Provisioning the Future
One of the ways Paishon and Na Kalai Wa`a Moku o Hawai`i is passing on this knowledge is by working with local schools — 10 of them —
both in the classroom and in the school gardens, on a provisioning program for the Makali`i’s planned 2019 voyage to the Northwest Hawaiian Islands.
“I asked the schools, ‘Is it possible to provision one canoe ... 14 people for 30 days?’” Paishon says. “I asked them to grow the foods that do well in their communities, whether it be Waikoloa, Hawi, or Honokaa. This is what our ancestors did when they would voyage, and in so doing we are bringing the entire community together.
“The wa`a belongs to the community,” Paishon says. “And without the community the wa`a would not exist.”
Paishon says that in many ways, when the canoe is at sea, it is a microcosm of Hawai`i Island itself. “This is us,” he says, “right on the deck of the canoe, we are a tiny floating island.
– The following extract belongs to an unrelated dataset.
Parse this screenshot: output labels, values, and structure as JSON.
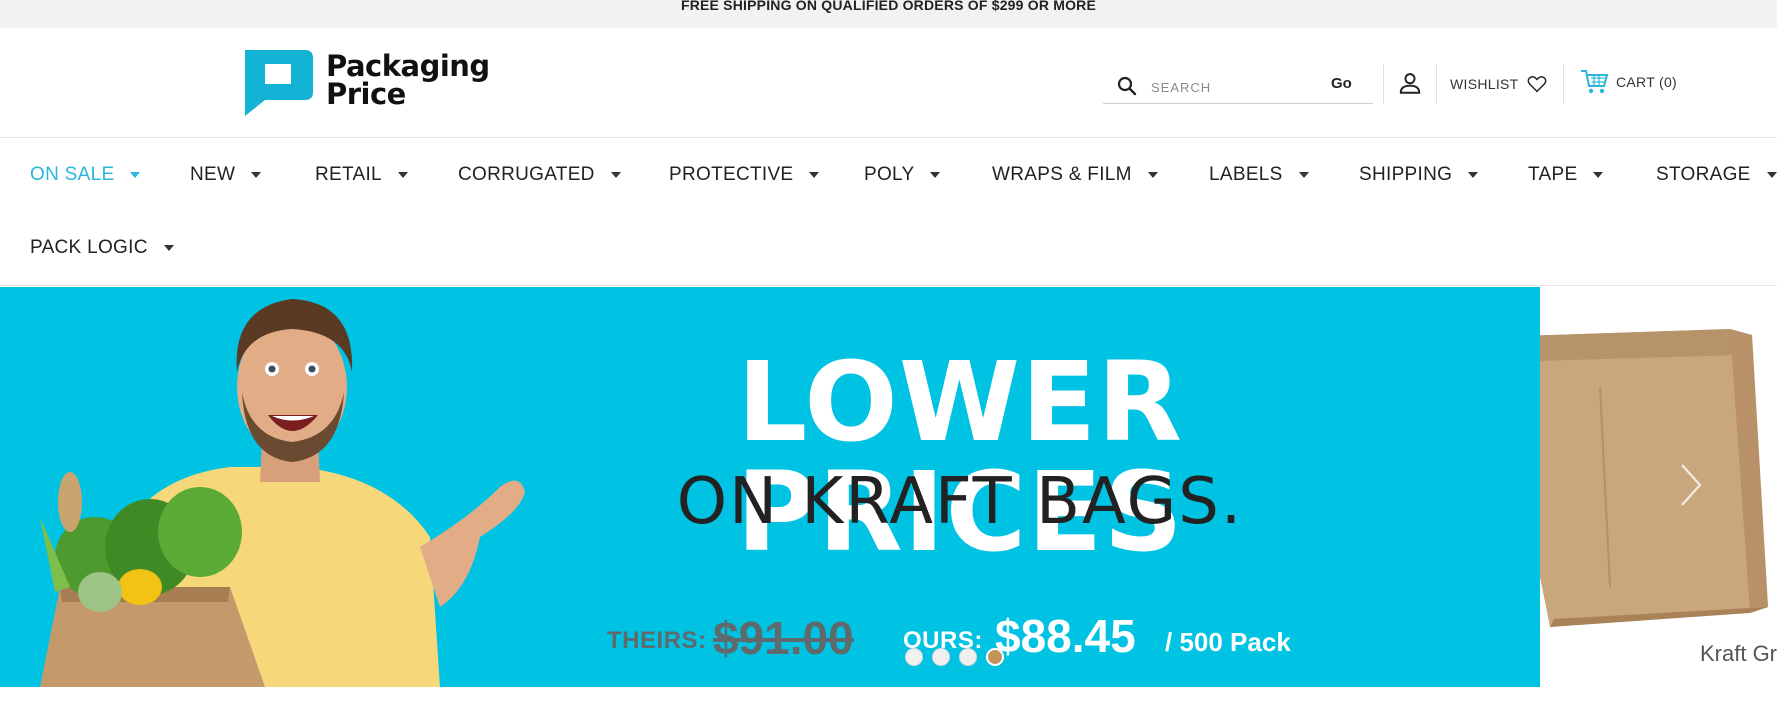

We take care of one another. And it’s no different when we get back to the island. We have an obligation to one another.”
That message, delivered in classrooms and talks throughout the island, is Paishon’s passion. “If we can provision one canoe,” he asks, “why can’t we then provision our entire island? Through the canoe we are creating a model for the island to act as one community, in order to sustain itself in both food and humanitarian ways.”